For 50 years, Donna Dorris and her family kept a secret. Back in June of 1966, her father told her to watch the local news one night. When Dorris asked why, her father told her he had been the first person to accomplish a daredevil flight banned by the Federal Aviation Administration.
New National Monument
Dorris, now age 75, claims her father, Earl Bolin, said he flew his plane through the legs of the Gateway Arch in St. Louis. Workers completed the monument in October 1965, so the structure was relatively new at the time. Dorris says her father was a bit of a daredevil, but also a pilot who knew what he was doing despite the danger. Bolin flew planes as a hobby, a love he picked up from his brother, Howard. Bolin knew what he did was illegal, so he told his daughter not to say anything because he could face legal consequences.
On the afternoon of June 22, 1966, witnesses saw a propeller-driven, fixed-wing plane fly low over the Old Courthouse and to the east through the legs of the Gateway Arch. Workers inside the monument said they felt the arch shake when the plane flew through it. A tourist tried to snap a picture of the event, but couldn’t get the camera ready fast enough. Bolin said he hurried to land the plane in Granite City, Illinois, to try to avoid detection. Bolin and his family lived in Madison, Illinois, an area just north of downtown St. Louis on the Illinois side of the Mississippi River, where he worked for the Nickel Plate railroad.
The FAA never found out who flew the plan through the arch. Other planes have flown through the legs of the monument, but there haven’t been since 1982. One pilot flew a helicopter through the arch in 1984. A total of 11 people have flown something through the arch as of 2016. Most of the pilots who flew through the arch were never caught.
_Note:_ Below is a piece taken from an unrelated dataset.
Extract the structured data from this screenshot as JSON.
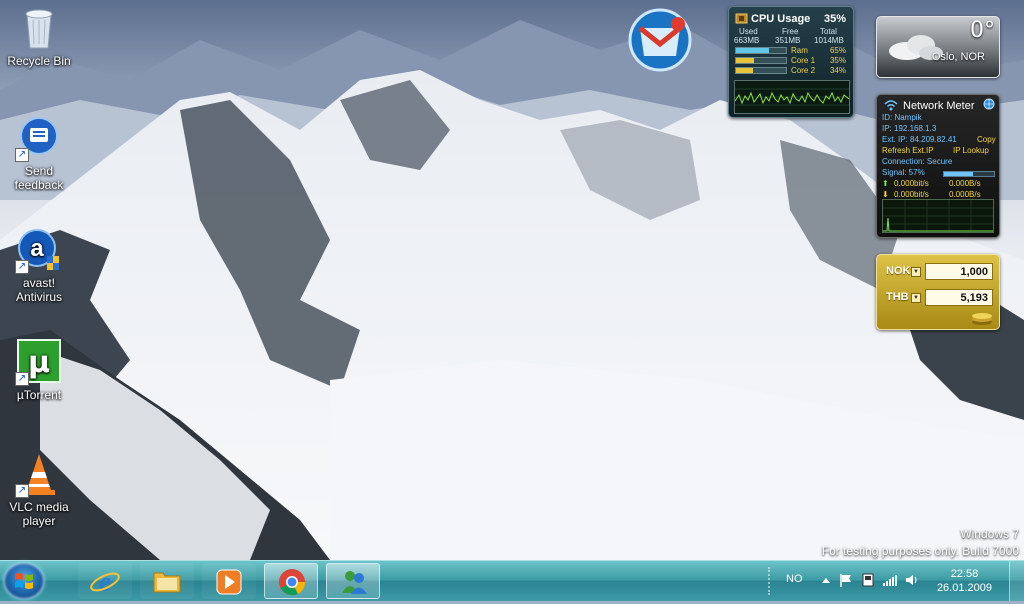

Bolin’s daughter decided to finally come forward with the family secret when the St. Louis Post-Dispatch reported on the 50th anniversary of the event.